#3 Do something different. This might look like limiting your scrolling time, it might look like only reading COVID-19 related content on a reputable news channel site. It might look like only watching official briefings. You get to choose how to make the difference and what makes sense for you.
It’s important to know that it’s unlikely that you will miss any of the important updates relevant to you by taking a step back from the way you currently engage with content. It’s also worth mentioning that it’s not always helpful to compare ourselves to others because everyone has had different experiences which then affect how they cope with any given situation.
#3 “My family is quite negative about the vaccine and I am becoming anxious in my own home. I feel angry and upset and completely at odds – like an outsider in my own home. Is it possible to either fix this rift or manage my emotions myself?”
Dr Marianne: Oh gosh. What a pickle. Poor you. That does sound like a tricky position to be in. The way that our brains are structured means that it’s supposed to feel very uncomfortable when we are not getting along well with our family group. It’s because as a rule we need our social groups in order to make our survival more likely. So when we are feeling cast out of the group it floods our body with all kinds of complicated hormones to encourage us to heal the rift! However, that said, it’s important to bear in mind that just because others don’t share your opinion it doesn’t mean that it’s wrong or that you need to change it. It’s possible to heal the rift and both still maintain your own position on the debate. It’s okay to tell them that you respect their right to have a different opinion for you but that you can choose to make a different decision. Please don’t ever feel you need to keep your feelings to yourself. Emotions are a valid and important communication.

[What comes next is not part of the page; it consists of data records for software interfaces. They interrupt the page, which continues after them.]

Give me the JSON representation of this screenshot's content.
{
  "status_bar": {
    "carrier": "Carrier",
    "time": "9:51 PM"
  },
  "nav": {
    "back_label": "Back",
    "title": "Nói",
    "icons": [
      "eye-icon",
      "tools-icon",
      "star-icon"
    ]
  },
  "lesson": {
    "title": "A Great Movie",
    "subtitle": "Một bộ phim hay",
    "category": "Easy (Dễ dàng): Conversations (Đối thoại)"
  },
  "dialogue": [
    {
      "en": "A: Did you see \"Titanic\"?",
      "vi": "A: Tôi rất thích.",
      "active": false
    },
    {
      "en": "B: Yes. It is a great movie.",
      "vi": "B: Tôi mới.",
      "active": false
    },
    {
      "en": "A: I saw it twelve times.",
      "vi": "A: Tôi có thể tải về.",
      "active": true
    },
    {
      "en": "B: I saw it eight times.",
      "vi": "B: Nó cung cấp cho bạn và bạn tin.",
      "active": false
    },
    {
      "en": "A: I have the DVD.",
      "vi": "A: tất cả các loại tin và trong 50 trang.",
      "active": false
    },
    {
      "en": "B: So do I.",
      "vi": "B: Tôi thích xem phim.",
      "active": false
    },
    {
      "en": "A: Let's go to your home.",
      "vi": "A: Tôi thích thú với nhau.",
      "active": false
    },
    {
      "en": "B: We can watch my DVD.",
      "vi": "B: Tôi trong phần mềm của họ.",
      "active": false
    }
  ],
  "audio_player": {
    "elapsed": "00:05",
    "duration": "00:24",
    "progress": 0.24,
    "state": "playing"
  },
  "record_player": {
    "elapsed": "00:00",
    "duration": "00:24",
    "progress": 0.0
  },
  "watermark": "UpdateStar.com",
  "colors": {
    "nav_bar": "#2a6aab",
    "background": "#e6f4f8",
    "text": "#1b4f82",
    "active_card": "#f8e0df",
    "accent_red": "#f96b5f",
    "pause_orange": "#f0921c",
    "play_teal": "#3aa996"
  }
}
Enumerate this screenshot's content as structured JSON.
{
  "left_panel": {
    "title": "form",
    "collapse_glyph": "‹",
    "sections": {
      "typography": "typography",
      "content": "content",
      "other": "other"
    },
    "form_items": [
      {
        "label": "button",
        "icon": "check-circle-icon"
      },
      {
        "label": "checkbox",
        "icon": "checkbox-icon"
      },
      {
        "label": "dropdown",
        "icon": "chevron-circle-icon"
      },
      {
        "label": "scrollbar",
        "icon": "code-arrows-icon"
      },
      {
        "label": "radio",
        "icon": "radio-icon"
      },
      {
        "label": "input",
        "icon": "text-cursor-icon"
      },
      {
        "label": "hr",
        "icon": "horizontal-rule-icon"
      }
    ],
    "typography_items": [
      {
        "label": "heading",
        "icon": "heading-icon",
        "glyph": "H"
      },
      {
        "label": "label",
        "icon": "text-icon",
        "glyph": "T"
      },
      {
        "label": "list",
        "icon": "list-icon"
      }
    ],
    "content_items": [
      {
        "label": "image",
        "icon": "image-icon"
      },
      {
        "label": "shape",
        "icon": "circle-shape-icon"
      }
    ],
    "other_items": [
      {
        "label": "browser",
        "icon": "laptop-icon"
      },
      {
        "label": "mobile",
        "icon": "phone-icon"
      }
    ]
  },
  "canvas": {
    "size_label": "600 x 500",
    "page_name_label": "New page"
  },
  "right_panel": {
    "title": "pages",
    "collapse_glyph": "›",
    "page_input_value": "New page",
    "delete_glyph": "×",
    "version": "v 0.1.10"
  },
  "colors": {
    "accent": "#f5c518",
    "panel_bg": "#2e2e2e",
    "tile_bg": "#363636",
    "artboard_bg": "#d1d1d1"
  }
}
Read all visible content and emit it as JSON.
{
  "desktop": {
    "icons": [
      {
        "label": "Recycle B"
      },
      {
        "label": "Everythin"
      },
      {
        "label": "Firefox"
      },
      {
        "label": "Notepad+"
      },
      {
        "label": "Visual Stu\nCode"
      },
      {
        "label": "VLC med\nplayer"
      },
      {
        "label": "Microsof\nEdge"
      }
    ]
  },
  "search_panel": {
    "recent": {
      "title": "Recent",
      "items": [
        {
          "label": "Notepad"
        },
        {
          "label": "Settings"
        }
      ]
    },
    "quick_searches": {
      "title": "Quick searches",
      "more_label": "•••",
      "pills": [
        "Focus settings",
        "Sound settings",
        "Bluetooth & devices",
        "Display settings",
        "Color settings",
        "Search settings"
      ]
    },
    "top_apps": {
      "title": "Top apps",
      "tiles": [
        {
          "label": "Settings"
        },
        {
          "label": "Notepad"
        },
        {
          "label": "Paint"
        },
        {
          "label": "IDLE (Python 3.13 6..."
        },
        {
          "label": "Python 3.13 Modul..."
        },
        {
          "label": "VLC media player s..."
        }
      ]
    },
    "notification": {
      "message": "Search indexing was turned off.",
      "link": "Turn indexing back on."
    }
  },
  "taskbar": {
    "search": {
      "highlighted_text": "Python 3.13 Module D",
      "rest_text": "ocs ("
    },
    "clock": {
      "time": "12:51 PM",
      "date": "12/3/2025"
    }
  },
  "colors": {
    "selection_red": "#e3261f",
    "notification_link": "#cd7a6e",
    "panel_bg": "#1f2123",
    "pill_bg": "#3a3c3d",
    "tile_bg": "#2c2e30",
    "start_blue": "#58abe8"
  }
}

#4 “I really have fear of the unknown in terms of the vaccine and what happens next. It’s a step in the right direction but so much has been taken from us already, and I hate not knowing what’s coming next. How can I be more present in the moment?”
Dr Marianne: I hear you! I feel that the next pandemic coming to us is one of grief about everything we have lost and everything which has passed us by since March 2020! It can feel so tricky to have any control at the moment and that so much has changed so quickly. If we look back to the changes we have been able to make as individuals and as a society since we first heard the term COVID-19 it’s massive! When you feel distressed or even when you have good moments it can be a really good and helpful idea to take 3 – 4 slow, purposeful cycles of in and out breaths whilst holding that thought in mind at a safe and comfortable distance. This will help your mind learn that it can tolerate having both good and bad moments and in turn these will be easier to handle in future.
Dr Marianne Trent is a Clinical Psychologist & author of The Grief Collective: Stories of Life, Loss & Learning to Heal. Until 16/2/21 you can enter Marianne’s competition to win a whole heap of goodies to improve your sleep and mental health, just click here.